The Tampa Bay Buccaneers filled their biggest need on day one, by selecting Texas A&M wide receiver Mike Evans with the seventh overall pick. But they have plenty of other needs left to fill over the final two days and six rounds of the 2014 NFL draft.
The Tampa Bay Buccaneers have had one dominant need since Carl Nicks failed to recover from his foot injury last year: offensive guard. They barely addressed that need in free agency, signing center/guard Evan Dietrich-Smith, re-signing marginal starter Jamon Meredith and signing marginal backup Oniel Cousins -- and they cut Davin Joseph and traded Jeremy Zuttah. Even if Carl Nicks recovers from his injury, they need another guard. If he doesn't recover, they have a big problem.
Nothing's changed since then. The Buccaneers still need a starting offensive guard. That should be addressed today, with their second- or third-round pick. The Bucs would prefer to get a versatile lineman who could also be a backup at offensive tackle, and the profile they're looking for is an athletic, quick-footed lineman rather than a bigger mauler.
Top targets: Xavier Su'a-Filo, UCLA; Joel Bitonio, Nevada; Trai Turner, LSU
This isn't strictly a need, but Lovie Smith is always looking for more defensive linemen. His defensive scheme is based on a dominant defensive line (but then, which scheme isn't?) and adding more pass rushers is always a priority. This isn't a great class for pass rushers, though, either at defensive tackle or defensive end. The Bucs will probably take one if a quality talent falls to them, but that may not happen.
Look for undersized, speedy players at both defensive tackle and defensive end. That's not necessarily the only thing the Bucs will be looking at, but it's the main thing for Lovie Smith. Run defense isn't nearly as important as the ability to be a disruptive force against the pass.
Top targets: DT Timmy Jernigan, Florida State; DE Kony Ealy, Missouri; DE/OLB Demarcus Lawrence, Boise State.
Also not strictly a need with Brandon Myers, Tim Wright and Tom Crabtree already on the roster, the Bucs could still select a versatile tight end who can be both a quality blocker and a good wide receiver. Several such players should be available today, most notably the physically dominant Austin Seferian-Jenkins and the slot-receiver-with-size Jace Amaro (who was never asked to block in college -- which doesn't mean he can't do it).
We've been told that Jeff Tedford loves multiple personnel groupings and multiple formations, and nothing makes an offense like that go like a tight end who's both a quality blocker and a good receiver.

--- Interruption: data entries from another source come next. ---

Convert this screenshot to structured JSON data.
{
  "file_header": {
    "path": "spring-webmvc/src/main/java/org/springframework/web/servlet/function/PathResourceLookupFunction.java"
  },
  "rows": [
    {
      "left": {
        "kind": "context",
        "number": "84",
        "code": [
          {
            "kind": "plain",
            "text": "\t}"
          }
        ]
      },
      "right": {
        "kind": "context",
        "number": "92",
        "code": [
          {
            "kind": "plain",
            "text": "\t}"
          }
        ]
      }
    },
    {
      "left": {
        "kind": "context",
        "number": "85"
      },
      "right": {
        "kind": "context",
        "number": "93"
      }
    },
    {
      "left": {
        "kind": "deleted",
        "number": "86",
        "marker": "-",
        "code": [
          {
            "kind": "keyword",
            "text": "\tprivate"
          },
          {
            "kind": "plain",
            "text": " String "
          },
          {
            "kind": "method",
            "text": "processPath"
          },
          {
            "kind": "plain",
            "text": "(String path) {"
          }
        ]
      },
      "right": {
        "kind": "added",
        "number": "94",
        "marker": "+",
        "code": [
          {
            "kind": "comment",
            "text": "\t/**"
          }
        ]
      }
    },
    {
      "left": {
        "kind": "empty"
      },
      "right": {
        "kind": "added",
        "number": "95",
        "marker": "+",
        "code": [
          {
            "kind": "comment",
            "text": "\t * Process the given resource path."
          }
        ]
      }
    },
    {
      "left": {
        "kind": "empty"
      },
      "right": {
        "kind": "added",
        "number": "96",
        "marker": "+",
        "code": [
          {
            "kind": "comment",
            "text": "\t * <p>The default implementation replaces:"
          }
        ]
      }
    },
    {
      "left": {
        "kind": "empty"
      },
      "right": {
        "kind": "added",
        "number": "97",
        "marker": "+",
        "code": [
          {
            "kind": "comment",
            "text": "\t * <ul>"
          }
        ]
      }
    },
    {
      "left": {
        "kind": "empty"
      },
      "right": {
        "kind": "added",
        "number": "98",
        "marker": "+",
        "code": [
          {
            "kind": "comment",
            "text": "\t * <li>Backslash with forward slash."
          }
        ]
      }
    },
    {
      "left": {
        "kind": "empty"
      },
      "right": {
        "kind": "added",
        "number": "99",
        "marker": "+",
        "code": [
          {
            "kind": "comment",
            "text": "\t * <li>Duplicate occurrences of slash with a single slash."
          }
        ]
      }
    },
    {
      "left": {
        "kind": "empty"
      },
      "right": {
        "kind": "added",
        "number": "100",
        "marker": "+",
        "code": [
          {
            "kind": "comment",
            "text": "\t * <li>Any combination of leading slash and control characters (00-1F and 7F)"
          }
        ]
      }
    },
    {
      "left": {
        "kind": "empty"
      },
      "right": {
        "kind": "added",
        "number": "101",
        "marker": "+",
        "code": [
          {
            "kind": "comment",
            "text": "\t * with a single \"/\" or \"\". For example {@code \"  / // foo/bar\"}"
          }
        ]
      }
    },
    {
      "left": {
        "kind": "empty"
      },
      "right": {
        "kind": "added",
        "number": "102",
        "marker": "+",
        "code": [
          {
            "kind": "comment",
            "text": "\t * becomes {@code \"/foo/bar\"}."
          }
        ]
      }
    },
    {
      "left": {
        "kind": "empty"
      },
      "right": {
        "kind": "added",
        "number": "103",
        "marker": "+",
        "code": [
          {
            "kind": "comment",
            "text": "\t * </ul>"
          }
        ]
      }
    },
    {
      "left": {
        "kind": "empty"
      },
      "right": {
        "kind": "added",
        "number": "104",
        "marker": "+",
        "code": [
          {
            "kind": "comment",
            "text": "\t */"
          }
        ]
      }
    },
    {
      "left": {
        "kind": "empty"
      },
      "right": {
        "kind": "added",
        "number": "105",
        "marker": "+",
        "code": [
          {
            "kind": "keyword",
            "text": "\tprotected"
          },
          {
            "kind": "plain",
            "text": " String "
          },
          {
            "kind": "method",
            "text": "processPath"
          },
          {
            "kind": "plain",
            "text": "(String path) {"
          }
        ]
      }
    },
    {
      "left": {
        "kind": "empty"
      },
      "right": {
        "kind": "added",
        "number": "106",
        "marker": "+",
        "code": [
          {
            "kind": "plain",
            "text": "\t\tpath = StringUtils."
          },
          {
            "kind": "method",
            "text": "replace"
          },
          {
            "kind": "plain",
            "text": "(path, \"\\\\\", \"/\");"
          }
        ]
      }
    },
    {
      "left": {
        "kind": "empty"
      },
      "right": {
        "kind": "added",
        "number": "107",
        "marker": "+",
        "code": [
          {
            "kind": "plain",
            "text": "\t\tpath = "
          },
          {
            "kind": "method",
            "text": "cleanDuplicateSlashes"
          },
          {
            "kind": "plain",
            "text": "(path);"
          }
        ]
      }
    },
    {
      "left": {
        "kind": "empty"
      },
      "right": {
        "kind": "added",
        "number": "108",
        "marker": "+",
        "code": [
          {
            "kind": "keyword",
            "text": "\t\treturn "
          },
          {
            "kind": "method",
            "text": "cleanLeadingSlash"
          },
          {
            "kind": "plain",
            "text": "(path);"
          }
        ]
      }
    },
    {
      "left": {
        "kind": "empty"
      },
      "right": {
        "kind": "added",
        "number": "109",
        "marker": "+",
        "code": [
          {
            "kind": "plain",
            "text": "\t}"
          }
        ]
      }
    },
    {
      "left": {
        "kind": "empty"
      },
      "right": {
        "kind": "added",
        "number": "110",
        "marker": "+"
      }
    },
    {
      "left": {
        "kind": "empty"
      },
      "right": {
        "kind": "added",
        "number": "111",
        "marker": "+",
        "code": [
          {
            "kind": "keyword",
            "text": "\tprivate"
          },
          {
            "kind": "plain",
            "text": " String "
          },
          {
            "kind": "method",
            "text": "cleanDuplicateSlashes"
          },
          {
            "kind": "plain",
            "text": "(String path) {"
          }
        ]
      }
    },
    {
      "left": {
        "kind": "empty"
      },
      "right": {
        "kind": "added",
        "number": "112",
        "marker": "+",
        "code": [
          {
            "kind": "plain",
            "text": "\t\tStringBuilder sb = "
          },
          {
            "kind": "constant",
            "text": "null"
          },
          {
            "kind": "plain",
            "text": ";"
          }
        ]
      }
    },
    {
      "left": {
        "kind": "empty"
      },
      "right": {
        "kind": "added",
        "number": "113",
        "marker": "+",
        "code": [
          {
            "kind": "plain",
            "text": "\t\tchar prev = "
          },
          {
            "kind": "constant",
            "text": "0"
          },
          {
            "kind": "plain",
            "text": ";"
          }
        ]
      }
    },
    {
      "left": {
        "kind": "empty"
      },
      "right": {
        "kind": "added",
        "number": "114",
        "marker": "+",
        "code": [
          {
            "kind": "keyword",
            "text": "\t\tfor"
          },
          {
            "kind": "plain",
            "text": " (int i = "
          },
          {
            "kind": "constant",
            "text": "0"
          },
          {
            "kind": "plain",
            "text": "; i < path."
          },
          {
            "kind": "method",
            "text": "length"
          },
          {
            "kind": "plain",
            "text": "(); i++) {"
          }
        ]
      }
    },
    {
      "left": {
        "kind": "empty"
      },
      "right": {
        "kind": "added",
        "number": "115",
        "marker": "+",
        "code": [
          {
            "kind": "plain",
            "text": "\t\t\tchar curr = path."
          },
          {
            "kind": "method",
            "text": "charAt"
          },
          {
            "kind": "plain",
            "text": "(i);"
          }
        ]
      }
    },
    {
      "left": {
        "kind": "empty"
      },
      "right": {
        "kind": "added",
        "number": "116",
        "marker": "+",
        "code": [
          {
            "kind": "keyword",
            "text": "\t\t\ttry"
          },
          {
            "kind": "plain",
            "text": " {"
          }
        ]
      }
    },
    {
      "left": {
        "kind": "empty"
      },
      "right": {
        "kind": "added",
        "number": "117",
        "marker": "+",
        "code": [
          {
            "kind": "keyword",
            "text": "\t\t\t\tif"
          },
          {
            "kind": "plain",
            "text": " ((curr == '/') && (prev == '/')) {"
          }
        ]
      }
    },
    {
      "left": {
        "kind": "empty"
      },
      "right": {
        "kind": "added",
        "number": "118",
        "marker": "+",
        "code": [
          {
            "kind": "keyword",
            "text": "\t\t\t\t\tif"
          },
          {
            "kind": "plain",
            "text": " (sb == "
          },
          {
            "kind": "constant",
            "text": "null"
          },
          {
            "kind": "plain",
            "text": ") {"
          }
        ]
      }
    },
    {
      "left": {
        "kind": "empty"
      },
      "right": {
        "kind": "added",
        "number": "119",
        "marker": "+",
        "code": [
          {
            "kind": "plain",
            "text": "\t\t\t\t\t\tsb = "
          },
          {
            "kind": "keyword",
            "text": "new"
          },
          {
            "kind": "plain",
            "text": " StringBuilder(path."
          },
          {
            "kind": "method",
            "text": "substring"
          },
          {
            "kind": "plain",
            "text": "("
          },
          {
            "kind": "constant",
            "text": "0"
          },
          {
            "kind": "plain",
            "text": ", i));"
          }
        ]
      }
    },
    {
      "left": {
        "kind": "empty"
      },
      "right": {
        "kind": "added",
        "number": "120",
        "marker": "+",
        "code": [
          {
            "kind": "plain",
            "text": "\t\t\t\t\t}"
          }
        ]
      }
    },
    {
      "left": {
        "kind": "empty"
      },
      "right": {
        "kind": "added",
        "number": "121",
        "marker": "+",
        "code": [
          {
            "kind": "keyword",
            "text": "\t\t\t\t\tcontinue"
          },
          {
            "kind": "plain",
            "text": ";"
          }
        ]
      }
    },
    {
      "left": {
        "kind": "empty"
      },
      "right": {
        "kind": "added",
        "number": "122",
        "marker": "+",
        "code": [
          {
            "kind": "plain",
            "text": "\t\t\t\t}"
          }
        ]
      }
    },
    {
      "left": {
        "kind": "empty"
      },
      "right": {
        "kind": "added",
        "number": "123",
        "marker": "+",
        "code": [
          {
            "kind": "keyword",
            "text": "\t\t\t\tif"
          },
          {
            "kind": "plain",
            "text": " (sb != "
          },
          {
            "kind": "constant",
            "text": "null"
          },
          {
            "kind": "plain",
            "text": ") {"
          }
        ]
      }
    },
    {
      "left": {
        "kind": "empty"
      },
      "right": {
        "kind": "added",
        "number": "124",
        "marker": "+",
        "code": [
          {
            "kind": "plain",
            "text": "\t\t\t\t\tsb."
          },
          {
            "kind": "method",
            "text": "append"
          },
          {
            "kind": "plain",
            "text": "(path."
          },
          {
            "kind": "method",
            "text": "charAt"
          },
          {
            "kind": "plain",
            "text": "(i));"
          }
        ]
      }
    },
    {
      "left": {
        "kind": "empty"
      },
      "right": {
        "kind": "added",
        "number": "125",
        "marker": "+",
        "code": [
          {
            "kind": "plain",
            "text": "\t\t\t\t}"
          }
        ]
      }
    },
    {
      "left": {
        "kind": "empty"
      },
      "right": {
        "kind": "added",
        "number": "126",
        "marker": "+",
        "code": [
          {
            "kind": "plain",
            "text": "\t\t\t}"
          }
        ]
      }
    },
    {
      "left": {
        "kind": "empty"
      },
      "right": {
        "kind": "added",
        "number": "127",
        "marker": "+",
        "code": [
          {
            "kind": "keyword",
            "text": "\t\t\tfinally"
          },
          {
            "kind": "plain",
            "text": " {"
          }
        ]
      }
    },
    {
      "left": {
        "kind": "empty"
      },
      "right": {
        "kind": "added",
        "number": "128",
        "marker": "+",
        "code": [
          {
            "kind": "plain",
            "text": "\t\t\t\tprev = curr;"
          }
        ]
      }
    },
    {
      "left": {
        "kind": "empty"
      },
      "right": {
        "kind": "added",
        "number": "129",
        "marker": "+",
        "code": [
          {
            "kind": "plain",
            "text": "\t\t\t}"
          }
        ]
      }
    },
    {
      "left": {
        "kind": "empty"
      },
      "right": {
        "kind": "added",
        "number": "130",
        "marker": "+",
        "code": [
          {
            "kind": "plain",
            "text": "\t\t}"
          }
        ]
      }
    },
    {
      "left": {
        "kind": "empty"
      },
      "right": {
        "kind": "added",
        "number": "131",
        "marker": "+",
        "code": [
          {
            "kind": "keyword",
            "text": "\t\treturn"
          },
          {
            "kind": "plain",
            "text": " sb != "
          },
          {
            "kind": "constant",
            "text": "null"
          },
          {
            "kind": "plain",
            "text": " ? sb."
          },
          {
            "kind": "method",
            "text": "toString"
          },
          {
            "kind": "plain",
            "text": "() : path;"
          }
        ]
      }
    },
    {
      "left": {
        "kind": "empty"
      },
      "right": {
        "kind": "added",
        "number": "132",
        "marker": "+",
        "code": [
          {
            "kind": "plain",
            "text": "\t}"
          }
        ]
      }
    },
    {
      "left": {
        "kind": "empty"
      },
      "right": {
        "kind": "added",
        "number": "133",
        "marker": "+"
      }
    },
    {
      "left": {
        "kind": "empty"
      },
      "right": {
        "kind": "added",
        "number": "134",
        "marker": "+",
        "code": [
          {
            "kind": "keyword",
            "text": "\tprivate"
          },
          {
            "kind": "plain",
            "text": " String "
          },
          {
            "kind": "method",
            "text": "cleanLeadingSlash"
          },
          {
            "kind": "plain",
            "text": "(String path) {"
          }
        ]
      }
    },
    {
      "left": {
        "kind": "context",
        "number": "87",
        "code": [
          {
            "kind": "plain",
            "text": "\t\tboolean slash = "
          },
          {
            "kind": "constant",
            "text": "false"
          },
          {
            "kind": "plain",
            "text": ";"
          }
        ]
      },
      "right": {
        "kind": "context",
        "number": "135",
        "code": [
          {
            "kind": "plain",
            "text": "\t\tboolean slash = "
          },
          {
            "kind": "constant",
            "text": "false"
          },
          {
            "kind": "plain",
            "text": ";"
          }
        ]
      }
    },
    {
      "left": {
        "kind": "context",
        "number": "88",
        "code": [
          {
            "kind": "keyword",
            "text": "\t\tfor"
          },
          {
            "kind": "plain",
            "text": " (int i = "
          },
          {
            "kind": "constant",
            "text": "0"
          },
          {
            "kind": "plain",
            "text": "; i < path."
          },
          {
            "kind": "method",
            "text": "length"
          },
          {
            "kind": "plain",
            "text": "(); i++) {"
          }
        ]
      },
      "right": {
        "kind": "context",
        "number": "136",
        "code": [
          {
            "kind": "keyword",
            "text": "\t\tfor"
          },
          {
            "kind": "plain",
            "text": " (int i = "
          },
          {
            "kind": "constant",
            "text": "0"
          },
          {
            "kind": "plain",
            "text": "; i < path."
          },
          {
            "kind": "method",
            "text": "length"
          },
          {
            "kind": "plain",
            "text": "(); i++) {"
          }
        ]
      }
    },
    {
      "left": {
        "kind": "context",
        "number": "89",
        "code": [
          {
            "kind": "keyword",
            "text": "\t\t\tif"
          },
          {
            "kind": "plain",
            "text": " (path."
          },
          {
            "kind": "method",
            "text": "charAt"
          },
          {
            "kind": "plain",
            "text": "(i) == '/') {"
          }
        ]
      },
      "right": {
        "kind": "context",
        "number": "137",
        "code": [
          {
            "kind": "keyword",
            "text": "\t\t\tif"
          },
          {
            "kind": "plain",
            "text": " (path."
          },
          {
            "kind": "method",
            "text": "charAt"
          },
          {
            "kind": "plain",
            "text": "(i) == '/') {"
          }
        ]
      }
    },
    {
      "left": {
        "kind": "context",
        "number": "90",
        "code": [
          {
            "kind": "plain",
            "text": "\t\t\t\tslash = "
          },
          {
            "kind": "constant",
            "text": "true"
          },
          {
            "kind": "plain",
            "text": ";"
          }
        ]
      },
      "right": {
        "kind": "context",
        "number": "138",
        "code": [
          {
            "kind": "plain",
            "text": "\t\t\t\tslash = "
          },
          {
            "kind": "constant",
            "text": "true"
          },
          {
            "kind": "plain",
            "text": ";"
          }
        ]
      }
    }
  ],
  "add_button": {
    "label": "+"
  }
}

Players like that can be matchup nightmare and create massive problems for defensive coordinators. If the value's right, the Bucs could certainly pick one today.
Top targets: Austin Seferian-Jenkins, Washington; Jace Amaro, Texas Tech; Troy Niklas, Notre Dame;
What, after selecting Mike Evans with their first-round pick? Yes, even then. The Bucs now have two starting-quality wide receivers in Vincent Jackson and Mike Evans, but the NFL is a three-receiver league, and the Bucs still have no depth at the position. Meanwhile, this is one of the deepest draft at receiver in recent memory. Another selection at that position should surprise no one.
That doesn't mean it's a dominant need, though, and the Bucs should be fine without selecting another pass-catcher. But they could certainly use an explosive wide-out, who they can use on screen passes and as their "speed in space" player. Everyone loves that quote. With an additional need at returner, drafting a receiver could fill that hole, too.
When asked about Mike Evans' speed and fit as a "speed in space" player, Jason Licht twice said "the drat isn't over yet, " which seems like a pretty strong hint that they could take another receiver in this draft.
Top targets: Marqise Lee, USC; Jordan Matthews, Vanderbilt; Davante Adams, Fresno State; Paul Richardson, Colorado.
The Tampa Bay Buccaneers brought in a slew of quarterbacks before the draft, repeatedly talked about wanting athleticism at quarterback and were reported to have placed Mike Glennon the trade block. All of that made sense, as Glennon seemed a poor fit for Jeff Tedford's offense. But in yesterday's press conference, Lovie Smith changed his mind: "Mike Glennon is our quarterback for the future."
That may be a smokescreen, although Lovie was a lot more emphatic than he usually is, or the previous interest in athletic quarterbacks may have been a smokescreen instead. Who knows? We can't rule out quarterback as an option for the Bucs, but it certainly seems to be a lot less likely.
Top targets: Derek Carr, Fresno State; Jimmy Garoppolo, Eastern Illinois; Brett Smith, Wyoming.
Bucs' remaining picks
|Traded to Jets
|Traded to Bears
|9 (from Bills)